The government is keeping a watch on some banks, insurance companies and technology and telecom firms after it announced that errors in tax credit claims should be rectified, according to two people aware of the matter.
“There are instances where the transitional credit has jumped by more than 50% from the period before GST (goods and services tax). The government want these companies to return transitional credit either erroneously claimed or inflated,” one of the persons said, requesting not to be named. A few companies in FMCG and consumer durables sectors are also under the scanner, the person said.
Tax credit is the amount that can be set off against a taxpayer’s liability. When India moved to GST, many companies faced a situation where they had paid tax on old stock and availed credit but had to now set it off against the GST liability. Transitional credits are tax credits accumulated before July 1on pre-GST stock. According to the GST law, the credit can be set off against GST liability.
However, some tax experts pointed out that in several cases the jump in transitional credit could be genuine. “Several businesses are evaluating the transition credits taken and whether there is any need to revise the credits in either direction. Many businesses have rightfully availed large credits, as permitted by the legislation, and it is necessary for them to provide adequate documentation and linkages in order justify that it is appropriate,” said MS Mani, partner, Deloitte India.

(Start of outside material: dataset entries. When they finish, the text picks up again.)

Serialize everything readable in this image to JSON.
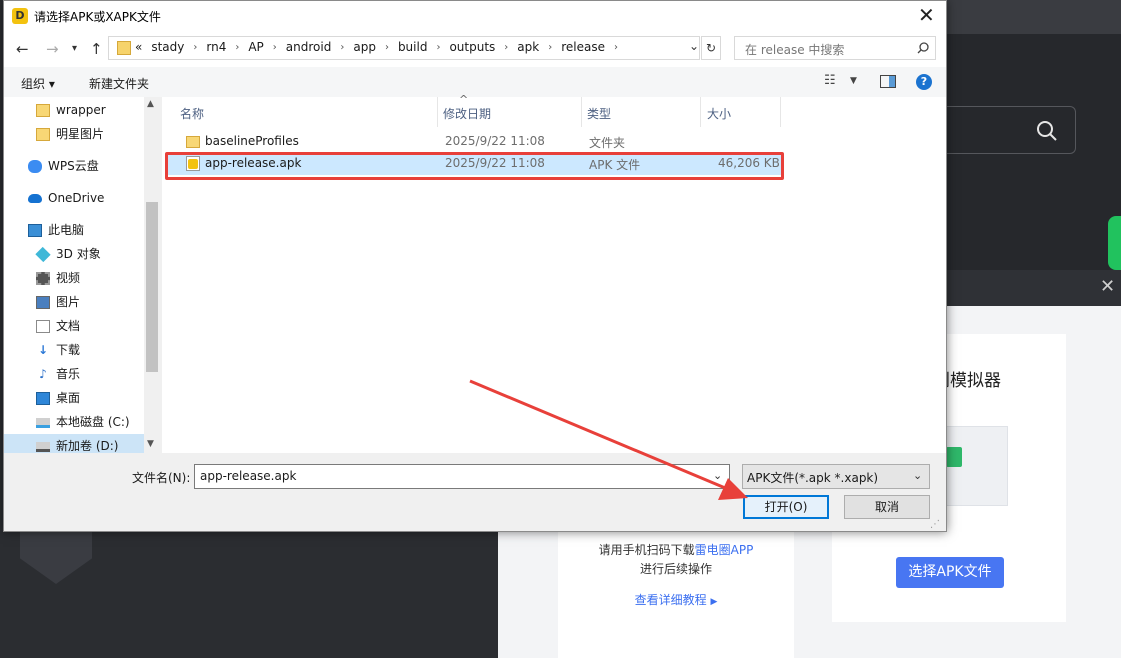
{
  "background_app": {
    "card_title": "传到模拟器",
    "qr_text_line1_prefix": "请用手机扫码下载",
    "qr_text_line1_link": "雷电圈APP",
    "qr_text_line2": "进行后续操作",
    "tutorial_link": "查看详细教程",
    "select_apk_button": "选择APK文件"
  },
  "dialog": {
    "title": "请选择APK或XAPK文件",
    "title_icon_char": "D",
    "breadcrumb": [
      "stady",
      "rn4",
      "AP",
      "android",
      "app",
      "build",
      "outputs",
      "apk",
      "release"
    ],
    "breadcrumb_prefix": "«",
    "search_placeholder": "在 release 中搜索",
    "toolbar": {
      "organize": "组织 ▾",
      "new_folder": "新建文件夹"
    },
    "nav_pane": [
      {
        "label": "wrapper",
        "icon": "folder-icon",
        "color": "#f8d775"
      },
      {
        "label": "明星图片",
        "icon": "folder-icon",
        "color": "#f8d775"
      },
      {
        "label": "WPS云盘",
        "icon": "cloud-icon",
        "color": "#3b8cf2"
      },
      {
        "label": "OneDrive",
        "icon": "onedrive-icon",
        "color": "#1572d1"
      },
      {
        "label": "此电脑",
        "icon": "computer-icon",
        "color": "#3a8fd6"
      },
      {
        "label": "3D 对象",
        "icon": "3d-objects-icon",
        "color": "#3fb8d8"
      },
      {
        "label": "视频",
        "icon": "video-icon",
        "color": "#555555"
      },
      {
        "label": "图片",
        "icon": "pictures-icon",
        "color": "#4a7fbf"
      },
      {
        "label": "文档",
        "icon": "documents-icon",
        "color": "#8a8a8a"
      },
      {
        "label": "下载",
        "icon": "download-icon",
        "color": "#2c79d6"
      },
      {
        "label": "音乐",
        "icon": "music-icon",
        "color": "#2b6fc8"
      },
      {
        "label": "桌面",
        "icon": "desktop-icon",
        "color": "#2e86d8"
      },
      {
        "label": "本地磁盘 (C:)",
        "icon": "drive-icon",
        "color": "#6d6d6d"
      },
      {
        "label": "新加卷 (D:)",
        "icon": "drive-icon",
        "color": "#6d6d6d"
      }
    ],
    "columns": {
      "name": "名称",
      "date": "修改日期",
      "type": "类型",
      "size": "大小"
    },
    "files": [
      {
        "name": "baselineProfiles",
        "date": "2025/9/22 11:08",
        "type": "文件夹",
        "size": "",
        "icon": "folder-icon"
      },
      {
        "name": "app-release.apk",
        "date": "2025/9/22 11:08",
        "type": "APK 文件",
        "size": "46,206 KB",
        "icon": "apk-file-icon"
      }
    ],
    "filename_label": "文件名(N):",
    "filename_value": "app-release.apk",
    "filetype_value": "APK文件(*.apk *.xapk)",
    "open_button": "打开(O)",
    "cancel_button": "取消"
  },
  "colors": {
    "highlight_red": "#e8403a",
    "selection_blue": "#cce8ff",
    "accent_blue": "#4876f2"
  }
}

Under current rules, banks, insurance, telecom and technology companies can now seek tax credit even on capital expenditure — there was no such concept earlier for services — and use that to offset their GST liability.
“Many banks and companies had put their expansion plans on hold until GST was rolled out July 1 to benefit from input credit,” said one of the persons quoted earlier. This has resulted in a huge surge in credits claimed by such banks and companies. In many cases — mainly for telecom companies — some machines, technology was already bought before GST was rolled out, but not shipped to India. “Such goods were brought on the balance sheet only after GST, to claim credits,” he said.
Legal experts ET spoke with said several companies would want to avoid changing the transitional credit data as it could put them in a tight spot. “If a company revises the transitional credit number, it could be construed as admission of guilt, so most companies may not revise the credit details unless there is a blatant error. The government could issue show-cause notices to companies which may have taken high transitional credit and can levy penalty and interest and seek reversal of transitional credit,” said Abhishek A Rastogi, partner, Khaitan & Co.
According to some officials, who did not wish to be identified, the government is looking to issue show-cause notices by January next year to companies if transitional credit numbers are not revised.
The government has already started raising queries on transitional credits on specific companies. On September 21, ET had reported that the tax department has started questioning some manufacturing companies, banks, insurance and other financial institutions on transitional credit. The tax department had also issued information summons to these companies a month later.
“The government views transitional credit as leakage of tax. The worry in the government is that in the coming months, credits on excise, service tax and VAT would also be given to companies,” said a person close to the matter. “The bigger worry is, if states have a shortfall (in their tax collections), the Centre is required to compensate it. All this would happen just before the budget,” he said.